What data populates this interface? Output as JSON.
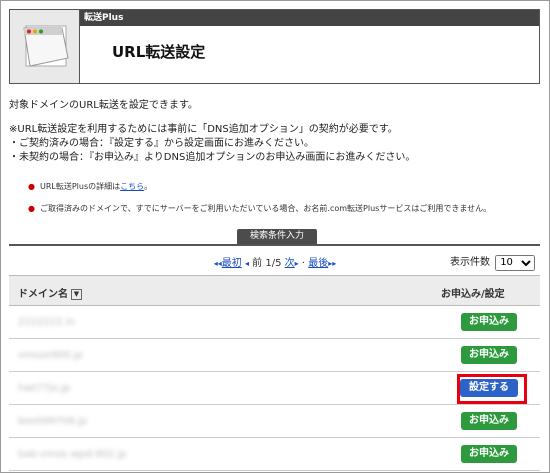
{
  "header": {
    "brand": "転送Plus",
    "title": "URL転送設定"
  },
  "intro": "対象ドメインのURL転送を設定できます。",
  "notes": [
    "※URL転送設定を利用するためには事前に「DNS追加オプション」の契約が必要です。",
    "・ご契約済みの場合：『設定する』から設定画面にお進みください。",
    "・未契約の場合：『お申込み』よりDNS追加オプションのお申込み画面にお進みください。"
  ],
  "bullets": [
    {
      "text": "URL転送Plusの詳細は",
      "link": "こちら",
      "suffix": "。"
    },
    {
      "text": "ご取得済みのドメインで、すでにサーバーをご利用いただいている場合、お名前.com転送Plusサービスはご利用できません。"
    }
  ],
  "search_tab": "検索条件入力",
  "pager": {
    "first": "最初",
    "prev": "前",
    "page": "1/5",
    "next": "次",
    "last": "最後"
  },
  "perpage": {
    "label": "表示件数",
    "value": "10"
  },
  "table": {
    "col_domain": "ドメイン名",
    "col_action": "お申込み/設定",
    "rows": [
      {
        "domain": "2222222.in",
        "action": "お申込み",
        "type": "apply"
      },
      {
        "domain": "vmoze900.jp",
        "action": "お申込み",
        "type": "apply"
      },
      {
        "domain": "hwt77jo.jp",
        "action": "設定する",
        "type": "setting"
      },
      {
        "domain": "bee099708.jp",
        "action": "お申込み",
        "type": "apply"
      },
      {
        "domain": "bab-vmox.wpd-902.jp",
        "action": "お申込み",
        "type": "apply"
      }
    ]
  },
  "colors": {
    "apply": "#2e9a3e",
    "setting": "#2d63c8",
    "highlight": "#e8000e"
  }
}
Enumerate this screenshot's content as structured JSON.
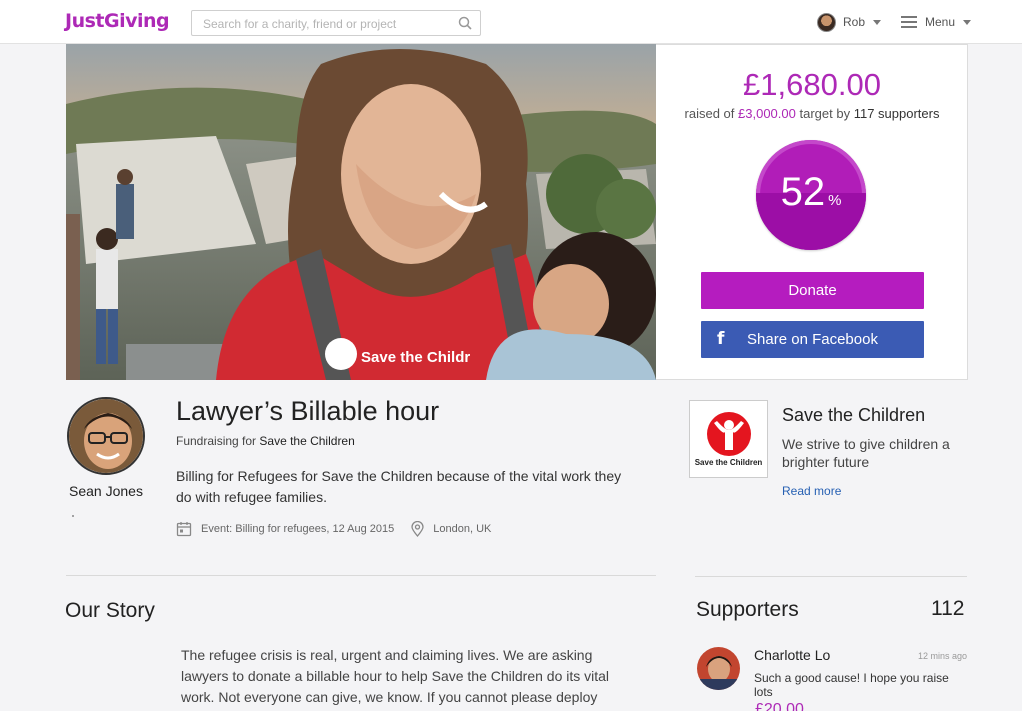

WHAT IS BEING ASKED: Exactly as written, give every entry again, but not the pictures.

RESPONSE BELOW:
What data populates this interface? Output as JSON.
{
  "header": {
    "brand": "転送Plus",
    "title": "URL転送設定"
  },
  "intro": "対象ドメインのURL転送を設定できます。",
  "notes": [
    "※URL転送設定を利用するためには事前に「DNS追加オプション」の契約が必要です。",
    "・ご契約済みの場合：『設定する』から設定画面にお進みください。",
    "・未契約の場合：『お申込み』よりDNS追加オプションのお申込み画面にお進みください。"
  ],
  "bullets": [
    {
      "text": "URL転送Plusの詳細は",
      "link": "こちら",
      "suffix": "。"
    },
    {
      "text": "ご取得済みのドメインで、すでにサーバーをご利用いただいている場合、お名前.com転送Plusサービスはご利用できません。"
    }
  ],
  "search_tab": "検索条件入力",
  "pager": {
    "first": "最初",
    "prev": "前",
    "page": "1/5",
    "next": "次",
    "last": "最後"
  },
  "perpage": {
    "label": "表示件数",
    "value": "10"
  },
  "table": {
    "col_domain": "ドメイン名",
    "col_action": "お申込み/設定",
    "rows": [
      {
        "domain": "2222222.in",
        "action": "お申込み",
        "type": "apply"
      },
      {
        "domain": "vmoze900.jp",
        "action": "お申込み",
        "type": "apply"
      },
      {
        "domain": "hwt77jo.jp",
        "action": "設定する",
        "type": "setting"
      },
      {
        "domain": "bee099708.jp",
        "action": "お申込み",
        "type": "apply"
      },
      {
        "domain": "bab-vmox.wpd-902.jp",
        "action": "お申込み",
        "type": "apply"
      }
    ]
  },
  "colors": {
    "apply": "#2e9a3e",
    "setting": "#2d63c8",
    "highlight": "#e8000e"
  }
}
Enumerate this screenshot's content as structured JSON.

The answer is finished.